-- What you have to do --
An exact copy of the entries is needed, with every picture left out.

------ Supplied material ------

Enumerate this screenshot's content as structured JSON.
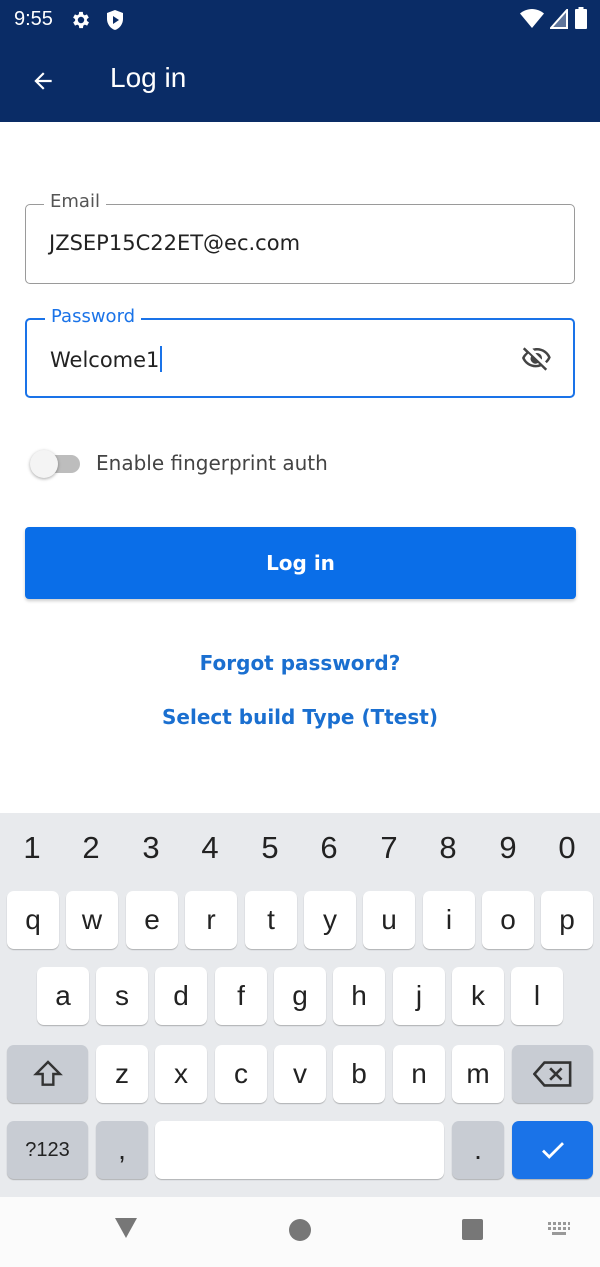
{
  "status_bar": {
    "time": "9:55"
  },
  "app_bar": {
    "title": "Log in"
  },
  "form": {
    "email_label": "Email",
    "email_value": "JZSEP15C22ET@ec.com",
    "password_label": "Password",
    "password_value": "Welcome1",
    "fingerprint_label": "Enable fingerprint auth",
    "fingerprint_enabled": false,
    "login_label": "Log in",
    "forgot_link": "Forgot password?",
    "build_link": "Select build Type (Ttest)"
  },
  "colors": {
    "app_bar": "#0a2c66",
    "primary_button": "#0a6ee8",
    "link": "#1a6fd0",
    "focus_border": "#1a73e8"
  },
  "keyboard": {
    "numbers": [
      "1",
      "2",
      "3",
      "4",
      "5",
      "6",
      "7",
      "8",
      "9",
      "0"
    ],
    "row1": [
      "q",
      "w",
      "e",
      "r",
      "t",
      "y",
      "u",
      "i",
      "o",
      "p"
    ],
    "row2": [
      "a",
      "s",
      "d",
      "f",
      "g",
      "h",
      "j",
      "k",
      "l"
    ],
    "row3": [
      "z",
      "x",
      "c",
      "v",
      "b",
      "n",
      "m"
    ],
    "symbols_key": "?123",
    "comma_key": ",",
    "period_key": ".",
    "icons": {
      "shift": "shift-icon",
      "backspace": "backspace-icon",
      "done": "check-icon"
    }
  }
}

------

-- Task response --
Enumerate this screenshot's content as structured JSON.
{
  "status_bar": {
    "time": "9:55"
  },
  "app_bar": {
    "title": "Log in"
  },
  "form": {
    "email_label": "Email",
    "email_value": "JZSEP15C22ET@ec.com",
    "password_label": "Password",
    "password_value": "Welcome1",
    "fingerprint_label": "Enable fingerprint auth",
    "fingerprint_enabled": false,
    "login_label": "Log in",
    "forgot_link": "Forgot password?",
    "build_link": "Select build Type (Ttest)"
  },
  "colors": {
    "app_bar": "#0a2c66",
    "primary_button": "#0a6ee8",
    "link": "#1a6fd0",
    "focus_border": "#1a73e8"
  },
  "keyboard": {
    "numbers": [
      "1",
      "2",
      "3",
      "4",
      "5",
      "6",
      "7",
      "8",
      "9",
      "0"
    ],
    "row1": [
      "q",
      "w",
      "e",
      "r",
      "t",
      "y",
      "u",
      "i",
      "o",
      "p"
    ],
    "row2": [
      "a",
      "s",
      "d",
      "f",
      "g",
      "h",
      "j",
      "k",
      "l"
    ],
    "row3": [
      "z",
      "x",
      "c",
      "v",
      "b",
      "n",
      "m"
    ],
    "symbols_key": "?123",
    "comma_key": ",",
    "period_key": ".",
    "icons": {
      "shift": "shift-icon",
      "backspace": "backspace-icon",
      "done": "check-icon"
    }
  }
}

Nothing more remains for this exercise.